In the context of concepts of welfare measurement growth in private consumption is regarded positive: It is assumed that the consumption of a good creates utility for the user. That basically makes sense, since consumption of private households includes central areas like accommodation, water, electricity, gas or other fuels, which accounted for not less than a quarter of total domestic consumption in 2010, transportation and communication (16 %) and nutrition, drinks, tobacco products (14 %).
The private consumption of goods and services can often be questionable for ecological or health reasons, as the examples of meat consumption, frequent air travel or the ownership of two or even three cars per household show.
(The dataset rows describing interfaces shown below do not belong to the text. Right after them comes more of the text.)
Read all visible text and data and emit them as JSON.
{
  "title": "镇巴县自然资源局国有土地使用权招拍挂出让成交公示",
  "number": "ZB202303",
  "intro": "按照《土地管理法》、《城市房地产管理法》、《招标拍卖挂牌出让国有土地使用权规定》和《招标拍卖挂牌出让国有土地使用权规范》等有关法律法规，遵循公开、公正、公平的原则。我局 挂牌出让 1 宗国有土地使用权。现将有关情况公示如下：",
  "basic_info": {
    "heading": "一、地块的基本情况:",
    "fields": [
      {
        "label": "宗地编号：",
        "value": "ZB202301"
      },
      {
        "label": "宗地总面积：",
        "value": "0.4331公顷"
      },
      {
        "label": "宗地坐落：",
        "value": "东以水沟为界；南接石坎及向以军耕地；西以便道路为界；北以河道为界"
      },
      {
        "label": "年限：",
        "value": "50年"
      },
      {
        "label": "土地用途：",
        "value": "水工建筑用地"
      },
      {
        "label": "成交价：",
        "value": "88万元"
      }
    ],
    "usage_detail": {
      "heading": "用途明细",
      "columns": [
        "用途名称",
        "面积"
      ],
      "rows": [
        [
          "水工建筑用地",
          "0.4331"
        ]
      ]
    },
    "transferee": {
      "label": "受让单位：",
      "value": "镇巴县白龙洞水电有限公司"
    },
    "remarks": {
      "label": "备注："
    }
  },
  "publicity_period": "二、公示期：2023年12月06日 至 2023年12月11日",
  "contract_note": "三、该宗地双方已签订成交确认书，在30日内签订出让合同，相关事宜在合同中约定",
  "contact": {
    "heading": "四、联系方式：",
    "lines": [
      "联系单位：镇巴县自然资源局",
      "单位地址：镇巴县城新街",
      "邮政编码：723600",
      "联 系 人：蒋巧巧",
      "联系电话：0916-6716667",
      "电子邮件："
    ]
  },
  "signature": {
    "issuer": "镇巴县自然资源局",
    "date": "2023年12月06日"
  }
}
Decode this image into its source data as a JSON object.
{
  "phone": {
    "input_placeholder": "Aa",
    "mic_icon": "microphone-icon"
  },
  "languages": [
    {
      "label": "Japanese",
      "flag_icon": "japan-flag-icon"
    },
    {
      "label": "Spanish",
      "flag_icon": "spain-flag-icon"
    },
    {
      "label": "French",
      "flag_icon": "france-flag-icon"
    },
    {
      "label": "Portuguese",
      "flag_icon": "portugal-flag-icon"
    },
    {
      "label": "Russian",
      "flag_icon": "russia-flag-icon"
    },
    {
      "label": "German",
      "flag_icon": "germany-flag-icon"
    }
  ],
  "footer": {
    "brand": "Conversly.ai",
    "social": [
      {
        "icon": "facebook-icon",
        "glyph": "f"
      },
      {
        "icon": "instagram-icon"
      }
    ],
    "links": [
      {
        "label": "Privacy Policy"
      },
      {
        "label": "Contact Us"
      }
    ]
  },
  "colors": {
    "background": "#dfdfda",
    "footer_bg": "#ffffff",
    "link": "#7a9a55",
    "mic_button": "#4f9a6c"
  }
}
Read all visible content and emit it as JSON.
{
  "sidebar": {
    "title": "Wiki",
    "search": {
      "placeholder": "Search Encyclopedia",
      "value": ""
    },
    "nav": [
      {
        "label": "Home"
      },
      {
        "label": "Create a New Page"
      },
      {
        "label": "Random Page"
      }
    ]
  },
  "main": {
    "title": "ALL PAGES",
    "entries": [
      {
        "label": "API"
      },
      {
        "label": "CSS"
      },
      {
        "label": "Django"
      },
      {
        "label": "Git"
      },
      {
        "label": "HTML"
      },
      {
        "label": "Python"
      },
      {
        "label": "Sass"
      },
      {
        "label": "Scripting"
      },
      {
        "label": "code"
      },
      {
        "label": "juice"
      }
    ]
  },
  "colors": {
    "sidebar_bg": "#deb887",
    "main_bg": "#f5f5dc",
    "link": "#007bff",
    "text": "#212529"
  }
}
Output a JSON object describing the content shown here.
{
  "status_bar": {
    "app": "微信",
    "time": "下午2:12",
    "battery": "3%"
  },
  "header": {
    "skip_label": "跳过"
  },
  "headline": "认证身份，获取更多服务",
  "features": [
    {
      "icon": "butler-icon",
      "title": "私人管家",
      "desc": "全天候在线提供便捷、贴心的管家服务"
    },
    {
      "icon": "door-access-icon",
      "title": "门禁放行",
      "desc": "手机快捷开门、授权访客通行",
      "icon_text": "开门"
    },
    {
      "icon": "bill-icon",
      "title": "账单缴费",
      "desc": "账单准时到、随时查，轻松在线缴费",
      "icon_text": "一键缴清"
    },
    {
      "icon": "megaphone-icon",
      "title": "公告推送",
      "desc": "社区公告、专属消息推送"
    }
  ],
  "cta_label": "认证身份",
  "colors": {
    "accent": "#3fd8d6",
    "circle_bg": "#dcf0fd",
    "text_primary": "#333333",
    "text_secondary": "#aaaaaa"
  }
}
On the other side, the NWI calculation does not assess the desirability of different consumption patterns – these are not used as a weighting factor for consumption expenditures. Instead of that, negative impacts of consumptions are corrected by other components (e.g. component 19 "damage cost of CO2 emission”). When interpreting the values one should keep in mind that an increase can also take place even if only one of the two components (private consumption and Gini-Index) changes positively: This is always the case when the positive change of one variable over-compensates the negative change of the other. In other words: Within the index, a more “unjust” income distribution can be compensated by a considerable rise of private consumption.
The value of weighted private consumption is always above real private consumption if in the respective year the Gini-Index shows a more equal income distribution as in the reference year 2000; vice versa.
In the NWI logic this leads to the following results: from 1991 to 1999 real consumption was increasing and income inequality remained mostly constant over time – therefore resulting in a rising societal welfare.
Afterwards real consumption expenditure was slightly increasing whereas the rise in income inequality led to an overall decrease of societal welfare between 2001 and 2005. Here, the welfare level is even below 1991. This reasoning follows the assumption of a decreasing marginal utility of income – because an additional euro for consumption of low income households creates more utility than an additional euro for a high income individual which therefore adds more to societal welfare. Until 2014, only small changes can be seen, resulting from a permanent high income inequality and an only small increase of consumption expenditures.
There exists no uniquely defined goal for the weighted consumption expenditure with regard to welfare development: The component can either be improved by a more equal distribution of income (and thus, consumption) or by a higher level of consumption in general.
A sustainability perspective could qualitatively change consumption, since the ecological limits of the planet are crossed in several dimensions. A rise in consumption appears – at least in a macroeconomic perspective – positive only if an absolute decoupling from resource consumption is taking place. It would be also possible that mass consumption and GDP are both falling together with a more sustainable development due to a diminishing “throwaway mentality” or a stronger focus on non-material consumption. Regarding the NWI this would presumably be, in contrast to GDP, compensated by a lower negative impact of the ecological components, thus increasing the national welfare.